What needs to be done: Word for word, the records below are to be set down again.

Source records:
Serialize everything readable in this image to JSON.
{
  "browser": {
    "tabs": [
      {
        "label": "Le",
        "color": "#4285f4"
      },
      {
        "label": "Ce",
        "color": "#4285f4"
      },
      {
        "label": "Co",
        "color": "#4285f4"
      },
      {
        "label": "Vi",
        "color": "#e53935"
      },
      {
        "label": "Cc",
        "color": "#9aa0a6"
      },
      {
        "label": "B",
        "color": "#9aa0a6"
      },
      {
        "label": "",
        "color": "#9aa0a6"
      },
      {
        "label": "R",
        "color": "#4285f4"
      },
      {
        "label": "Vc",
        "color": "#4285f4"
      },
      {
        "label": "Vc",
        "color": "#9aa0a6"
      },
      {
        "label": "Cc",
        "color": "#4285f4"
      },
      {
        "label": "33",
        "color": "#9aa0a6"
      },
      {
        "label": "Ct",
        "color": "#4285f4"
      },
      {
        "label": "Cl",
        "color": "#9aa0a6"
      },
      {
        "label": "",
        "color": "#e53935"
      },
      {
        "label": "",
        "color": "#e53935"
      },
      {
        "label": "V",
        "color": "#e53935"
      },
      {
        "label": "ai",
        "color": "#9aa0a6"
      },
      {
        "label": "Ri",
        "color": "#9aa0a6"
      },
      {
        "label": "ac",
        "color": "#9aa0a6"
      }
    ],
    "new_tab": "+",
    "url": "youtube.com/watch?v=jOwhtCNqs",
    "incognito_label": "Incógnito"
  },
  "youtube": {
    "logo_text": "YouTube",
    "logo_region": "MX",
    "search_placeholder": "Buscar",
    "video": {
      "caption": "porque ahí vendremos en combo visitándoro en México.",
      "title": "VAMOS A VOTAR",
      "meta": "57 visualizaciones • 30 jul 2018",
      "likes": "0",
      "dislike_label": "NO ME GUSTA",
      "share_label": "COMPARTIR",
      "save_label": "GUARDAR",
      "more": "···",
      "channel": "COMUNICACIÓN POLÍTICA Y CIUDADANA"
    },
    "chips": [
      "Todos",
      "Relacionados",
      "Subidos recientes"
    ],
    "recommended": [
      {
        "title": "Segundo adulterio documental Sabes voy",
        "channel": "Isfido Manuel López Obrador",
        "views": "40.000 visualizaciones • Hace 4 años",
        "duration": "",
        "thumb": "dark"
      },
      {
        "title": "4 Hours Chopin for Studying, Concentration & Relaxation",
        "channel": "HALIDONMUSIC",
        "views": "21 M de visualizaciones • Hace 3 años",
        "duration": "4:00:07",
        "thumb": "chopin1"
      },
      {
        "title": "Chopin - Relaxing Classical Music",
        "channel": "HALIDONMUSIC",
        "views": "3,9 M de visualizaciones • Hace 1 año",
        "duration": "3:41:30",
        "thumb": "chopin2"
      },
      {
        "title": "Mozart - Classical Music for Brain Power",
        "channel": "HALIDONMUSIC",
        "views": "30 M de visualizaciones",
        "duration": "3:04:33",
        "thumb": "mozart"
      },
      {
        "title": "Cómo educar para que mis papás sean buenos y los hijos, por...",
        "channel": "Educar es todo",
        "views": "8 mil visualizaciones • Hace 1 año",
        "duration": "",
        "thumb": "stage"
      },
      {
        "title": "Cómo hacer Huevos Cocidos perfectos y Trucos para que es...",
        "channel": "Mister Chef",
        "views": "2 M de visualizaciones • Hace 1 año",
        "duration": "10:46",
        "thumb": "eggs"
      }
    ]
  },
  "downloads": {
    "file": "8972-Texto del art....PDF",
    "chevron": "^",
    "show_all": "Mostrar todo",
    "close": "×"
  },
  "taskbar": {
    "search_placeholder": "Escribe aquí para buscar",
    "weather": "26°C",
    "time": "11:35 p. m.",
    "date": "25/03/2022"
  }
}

Result for this task:
Serialize everything readable in this image to JSON.
{
  "browser": {
    "tabs": [
      {
        "label": "Le",
        "color": "#4285f4"
      },
      {
        "label": "Ce",
        "color": "#4285f4"
      },
      {
        "label": "Co",
        "color": "#4285f4"
      },
      {
        "label": "Vi",
        "color": "#e53935"
      },
      {
        "label": "Cc",
        "color": "#9aa0a6"
      },
      {
        "label": "B",
        "color": "#9aa0a6"
      },
      {
        "label": "",
        "color": "#9aa0a6"
      },
      {
        "label": "R",
        "color": "#4285f4"
      },
      {
        "label": "Vc",
        "color": "#4285f4"
      },
      {
        "label": "Vc",
        "color": "#9aa0a6"
      },
      {
        "label": "Cc",
        "color": "#4285f4"
      },
      {
        "label": "33",
        "color": "#9aa0a6"
      },
      {
        "label": "Ct",
        "color": "#4285f4"
      },
      {
        "label": "Cl",
        "color": "#9aa0a6"
      },
      {
        "label": "",
        "color": "#e53935"
      },
      {
        "label": "",
        "color": "#e53935"
      },
      {
        "label": "V",
        "color": "#e53935"
      },
      {
        "label": "ai",
        "color": "#9aa0a6"
      },
      {
        "label": "Ri",
        "color": "#9aa0a6"
      },
      {
        "label": "ac",
        "color": "#9aa0a6"
      }
    ],
    "new_tab": "+",
    "url": "youtube.com/watch?v=jOwhtCNqs",
    "incognito_label": "Incógnito"
  },
  "youtube": {
    "logo_text": "YouTube",
    "logo_region": "MX",
    "search_placeholder": "Buscar",
    "video": {
      "caption": "porque ahí vendremos en combo visitándoro en México.",
      "title": "VAMOS A VOTAR",
      "meta": "57 visualizaciones • 30 jul 2018",
      "likes": "0",
      "dislike_label": "NO ME GUSTA",
      "share_label": "COMPARTIR",
      "save_label": "GUARDAR",
      "more": "···",
      "channel": "COMUNICACIÓN POLÍTICA Y CIUDADANA"
    },
    "chips": [
      "Todos",
      "Relacionados",
      "Subidos recientes"
    ],
    "recommended": [
      {
        "title": "Segundo adulterio documental Sabes voy",
        "channel": "Isfido Manuel López Obrador",
        "views": "40.000 visualizaciones • Hace 4 años",
        "duration": "",
        "thumb": "dark"
      },
      {
        "title": "4 Hours Chopin for Studying, Concentration & Relaxation",
        "channel": "HALIDONMUSIC",
        "views": "21 M de visualizaciones • Hace 3 años",
        "duration": "4:00:07",
        "thumb": "chopin1"
      },
      {
        "title": "Chopin - Relaxing Classical Music",
        "channel": "HALIDONMUSIC",
        "views": "3,9 M de visualizaciones • Hace 1 año",
        "duration": "3:41:30",
        "thumb": "chopin2"
      },
      {
        "title": "Mozart - Classical Music for Brain Power",
        "channel": "HALIDONMUSIC",
        "views": "30 M de visualizaciones",
        "duration": "3:04:33",
        "thumb": "mozart"
      },
      {
        "title": "Cómo educar para que mis papás sean buenos y los hijos, por...",
        "channel": "Educar es todo",
        "views": "8 mil visualizaciones • Hace 1 año",
        "duration": "",
        "thumb": "stage"
      },
      {
        "title": "Cómo hacer Huevos Cocidos perfectos y Trucos para que es...",
        "channel": "Mister Chef",
        "views": "2 M de visualizaciones • Hace 1 año",
        "duration": "10:46",
        "thumb": "eggs"
      }
    ]
  },
  "downloads": {
    "file": "8972-Texto del art....PDF",
    "chevron": "^",
    "show_all": "Mostrar todo",
    "close": "×"
  },
  "taskbar": {
    "search_placeholder": "Escribe aquí para buscar",
    "weather": "26°C",
    "time": "11:35 p. m.",
    "date": "25/03/2022"
  }
}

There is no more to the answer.